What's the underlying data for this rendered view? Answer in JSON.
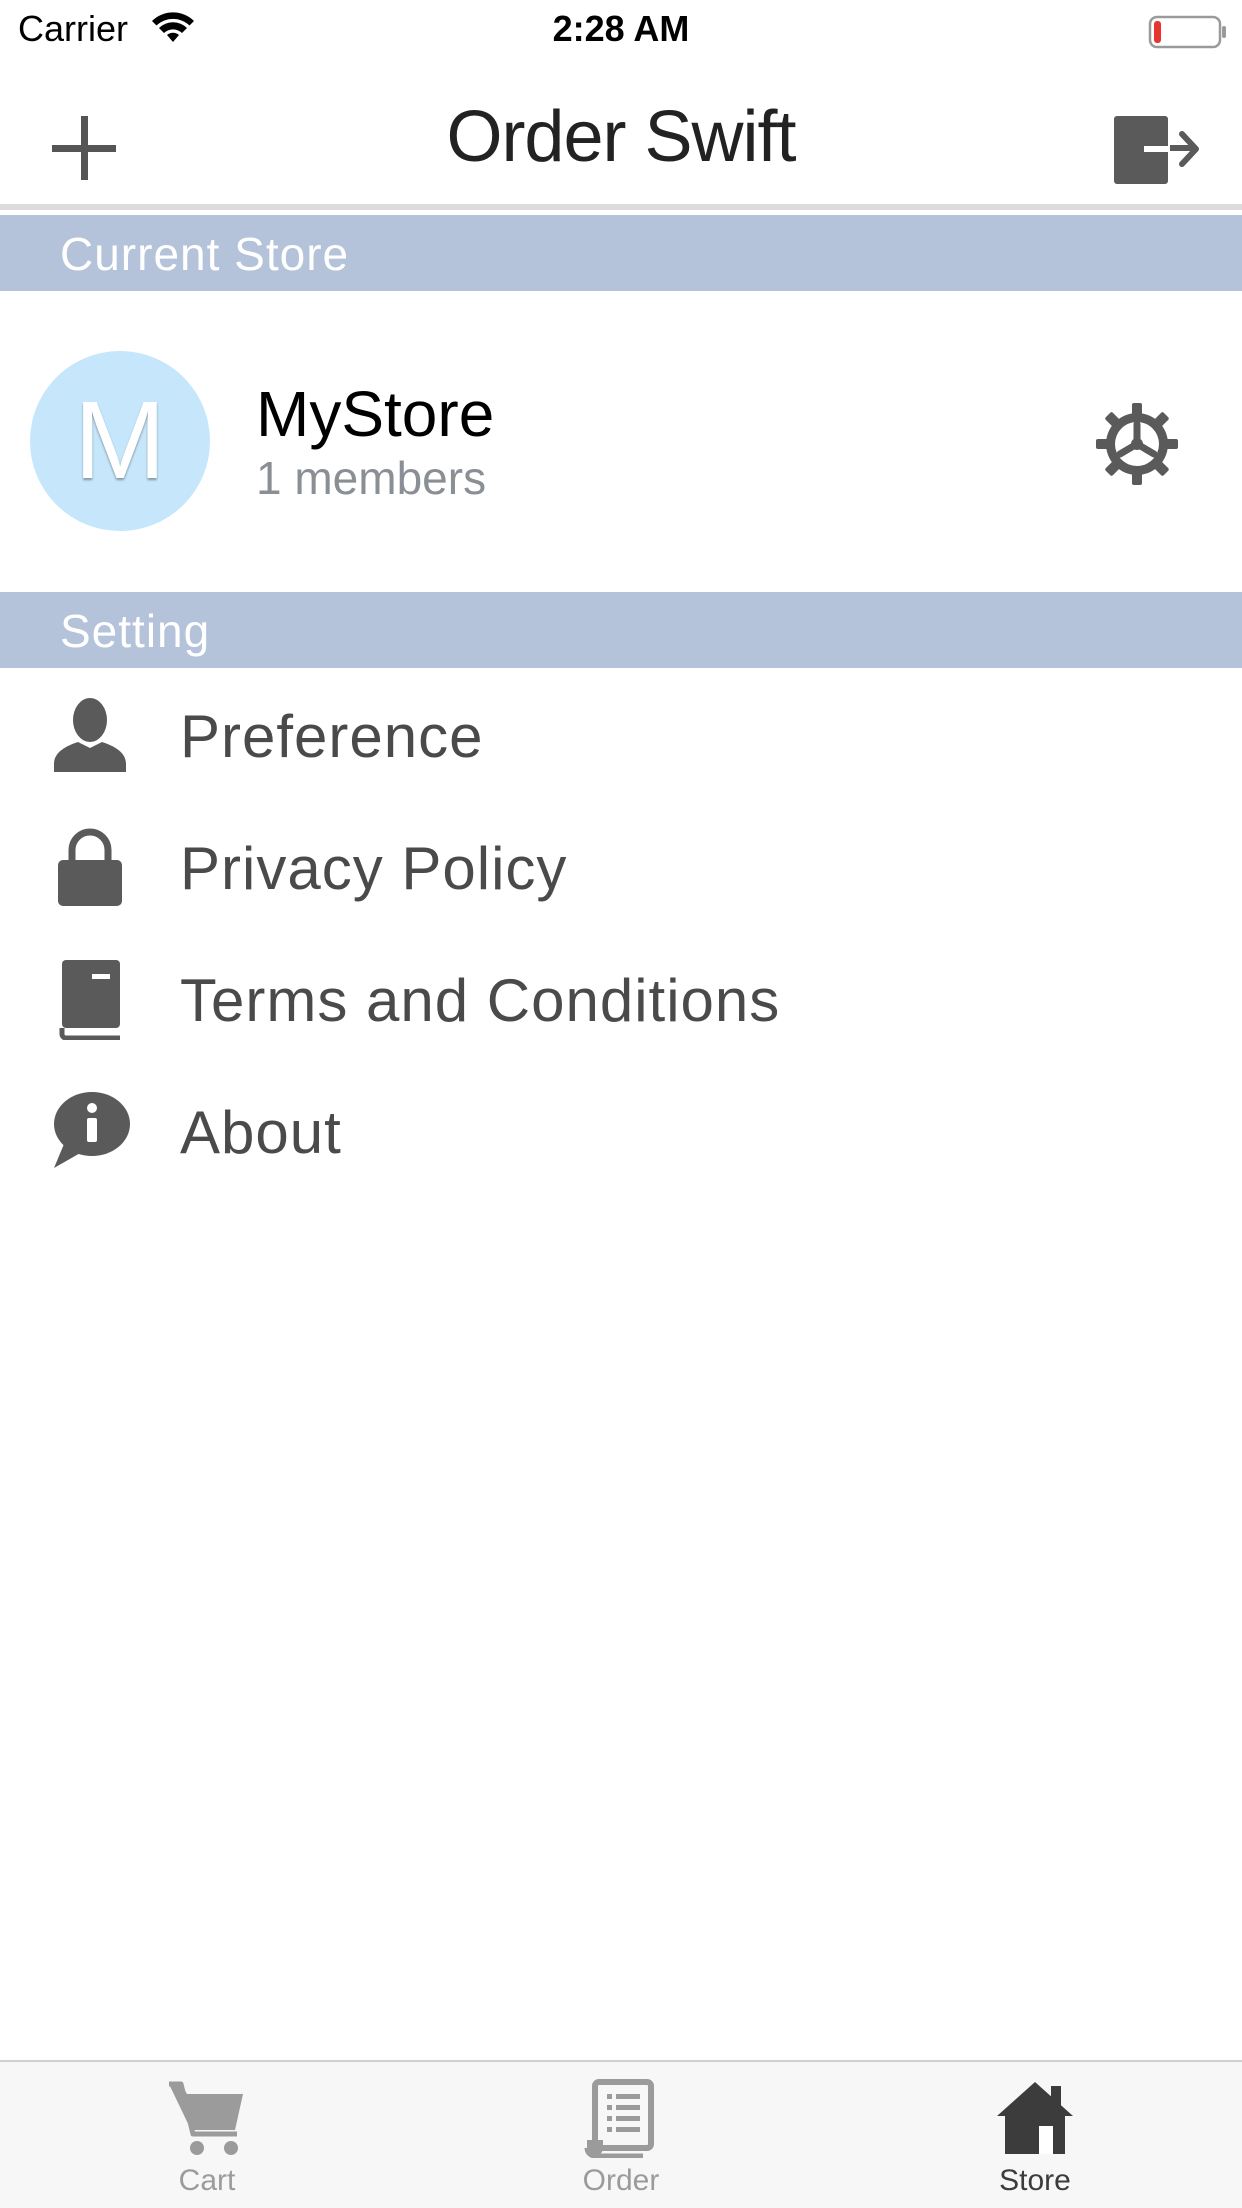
{
  "status_bar": {
    "carrier": "Carrier",
    "time": "2:28 AM",
    "battery_level_fraction": 0.12
  },
  "nav": {
    "title": "Order Swift",
    "left_icon": "plus-icon",
    "right_icon": "logout-icon"
  },
  "sections": {
    "current_store": "Current Store",
    "setting": "Setting"
  },
  "store": {
    "avatar_letter": "M",
    "name": "MyStore",
    "members": "1 members",
    "settings_icon": "gear-icon",
    "avatar_color": "#c5e6fb"
  },
  "settings_items": [
    {
      "label": "Preference",
      "icon": "person-icon"
    },
    {
      "label": "Privacy Policy",
      "icon": "lock-icon"
    },
    {
      "label": "Terms and Conditions",
      "icon": "book-icon"
    },
    {
      "label": "About",
      "icon": "info-bubble-icon"
    }
  ],
  "tabs": [
    {
      "label": "Cart",
      "icon": "cart-icon",
      "active": false
    },
    {
      "label": "Order",
      "icon": "receipt-icon",
      "active": false
    },
    {
      "label": "Store",
      "icon": "house-icon",
      "active": true
    }
  ],
  "colors": {
    "section_header_bg": "#b4c3da",
    "icon_gray": "#5a5a5a",
    "battery_low": "#e8352e",
    "tab_inactive": "#9b9b9b",
    "tab_active": "#3c3c3c"
  }
}
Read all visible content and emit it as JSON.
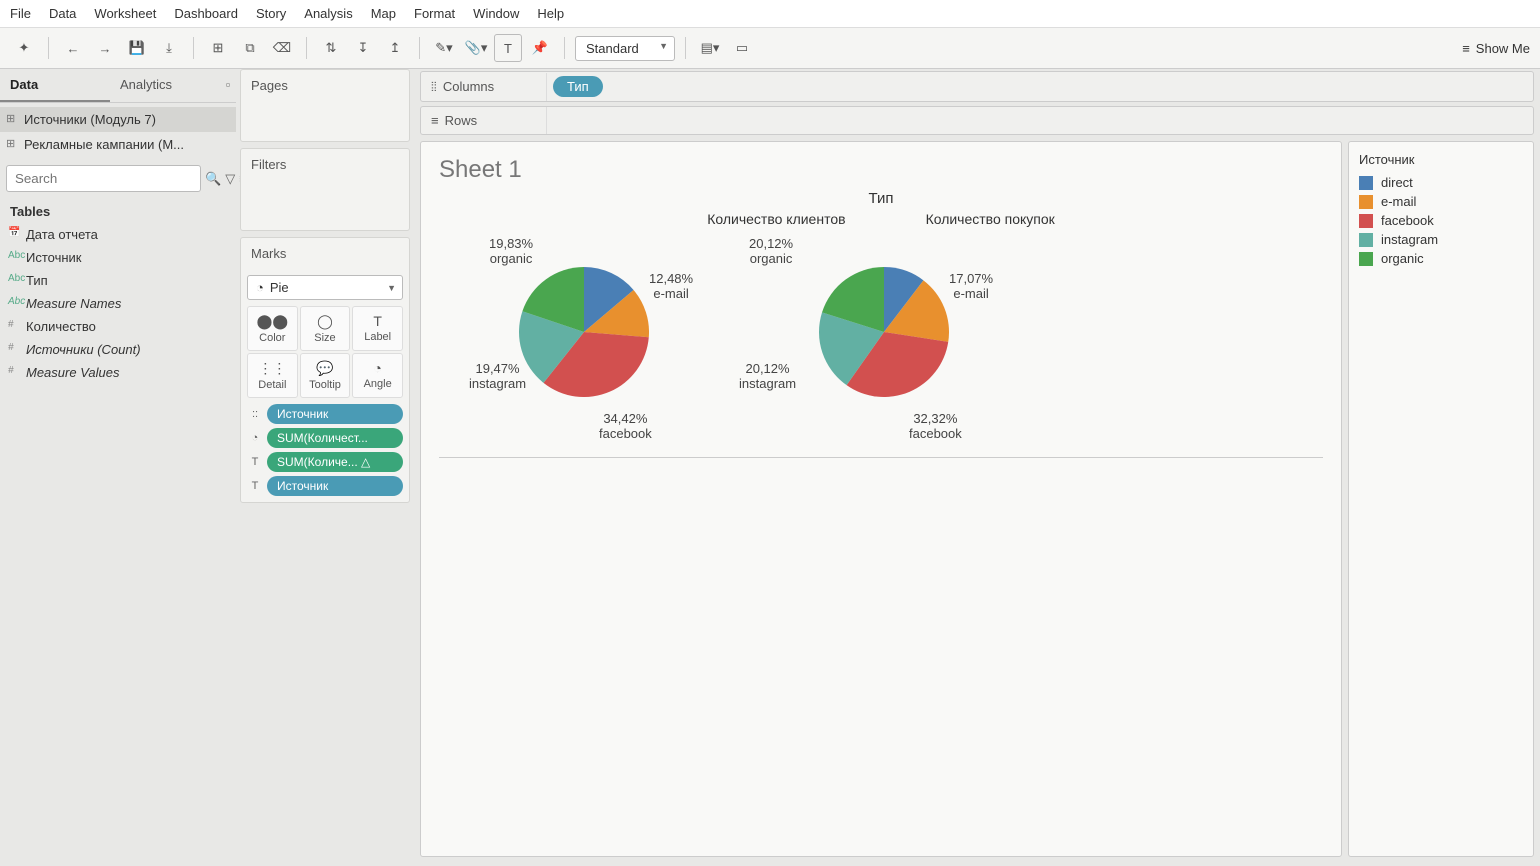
{
  "menu": [
    "File",
    "Data",
    "Worksheet",
    "Dashboard",
    "Story",
    "Analysis",
    "Map",
    "Format",
    "Window",
    "Help"
  ],
  "toolbar": {
    "fit": "Standard",
    "showme": "Show Me"
  },
  "sidebar": {
    "tabs": [
      "Data",
      "Analytics"
    ],
    "datasources": [
      "Источники (Модуль 7)",
      "Рекламные кампании (М..."
    ],
    "search_placeholder": "Search",
    "tables_header": "Tables",
    "fields": [
      {
        "icon": "📅",
        "label": "Дата отчета",
        "cls": ""
      },
      {
        "icon": "Abc",
        "label": "Источник",
        "cls": ""
      },
      {
        "icon": "Abc",
        "label": "Тип",
        "cls": ""
      },
      {
        "icon": "Abc",
        "label": "Measure Names",
        "cls": "italic"
      },
      {
        "icon": "#",
        "label": "Количество",
        "cls": "num"
      },
      {
        "icon": "#",
        "label": "Источники (Count)",
        "cls": "num italic"
      },
      {
        "icon": "#",
        "label": "Measure Values",
        "cls": "num italic"
      }
    ]
  },
  "cards": {
    "pages": "Pages",
    "filters": "Filters",
    "marks": "Marks",
    "mark_type": "Pie",
    "mark_cells": [
      "Color",
      "Size",
      "Label",
      "Detail",
      "Tooltip",
      "Angle"
    ],
    "pills": [
      {
        "pre": "::",
        "cls": "blue",
        "label": "Источник"
      },
      {
        "pre": "◔",
        "cls": "green",
        "label": "SUM(Количест..."
      },
      {
        "pre": "T",
        "cls": "green",
        "label": "SUM(Количе... △"
      },
      {
        "pre": "T",
        "cls": "blue",
        "label": "Источник"
      }
    ]
  },
  "shelves": {
    "columns": "Columns",
    "rows": "Rows",
    "col_pill": "Тип"
  },
  "viz": {
    "title": "Sheet 1",
    "column_dim": "Тип",
    "sub": [
      "Количество клиентов",
      "Количество покупок"
    ]
  },
  "legend": {
    "title": "Источник",
    "items": [
      {
        "c": "#4a7fb5",
        "l": "direct"
      },
      {
        "c": "#e8902e",
        "l": "e-mail"
      },
      {
        "c": "#d2504f",
        "l": "facebook"
      },
      {
        "c": "#62b0a3",
        "l": "instagram"
      },
      {
        "c": "#4aa64f",
        "l": "organic"
      }
    ]
  },
  "chart_data": [
    {
      "type": "pie",
      "title": "Количество клиентов",
      "series": [
        {
          "name": "direct",
          "value": 13.8,
          "color": "#4a7fb5"
        },
        {
          "name": "e-mail",
          "value": 12.48,
          "color": "#e8902e"
        },
        {
          "name": "facebook",
          "value": 34.42,
          "color": "#d2504f"
        },
        {
          "name": "instagram",
          "value": 19.47,
          "color": "#62b0a3"
        },
        {
          "name": "organic",
          "value": 19.83,
          "color": "#4aa64f"
        }
      ],
      "labels": [
        {
          "text": "19,83%\norganic",
          "x": 20,
          "y": 0
        },
        {
          "text": "12,48%\ne-mail",
          "x": 180,
          "y": 35
        },
        {
          "text": "19,47%\ninstagram",
          "x": 0,
          "y": 125
        },
        {
          "text": "34,42%\nfacebook",
          "x": 130,
          "y": 175
        }
      ]
    },
    {
      "type": "pie",
      "title": "Количество покупок",
      "series": [
        {
          "name": "direct",
          "value": 10.37,
          "color": "#4a7fb5"
        },
        {
          "name": "e-mail",
          "value": 17.07,
          "color": "#e8902e"
        },
        {
          "name": "facebook",
          "value": 32.32,
          "color": "#d2504f"
        },
        {
          "name": "instagram",
          "value": 20.12,
          "color": "#62b0a3"
        },
        {
          "name": "organic",
          "value": 20.12,
          "color": "#4aa64f"
        }
      ],
      "labels": [
        {
          "text": "20,12%\norganic",
          "x": -20,
          "y": 0
        },
        {
          "text": "17,07%\ne-mail",
          "x": 180,
          "y": 35
        },
        {
          "text": "20,12%\ninstagram",
          "x": -30,
          "y": 125
        },
        {
          "text": "32,32%\nfacebook",
          "x": 140,
          "y": 175
        }
      ]
    }
  ]
}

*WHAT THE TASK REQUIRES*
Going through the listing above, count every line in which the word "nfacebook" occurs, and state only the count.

*TASK OUTPUT*
2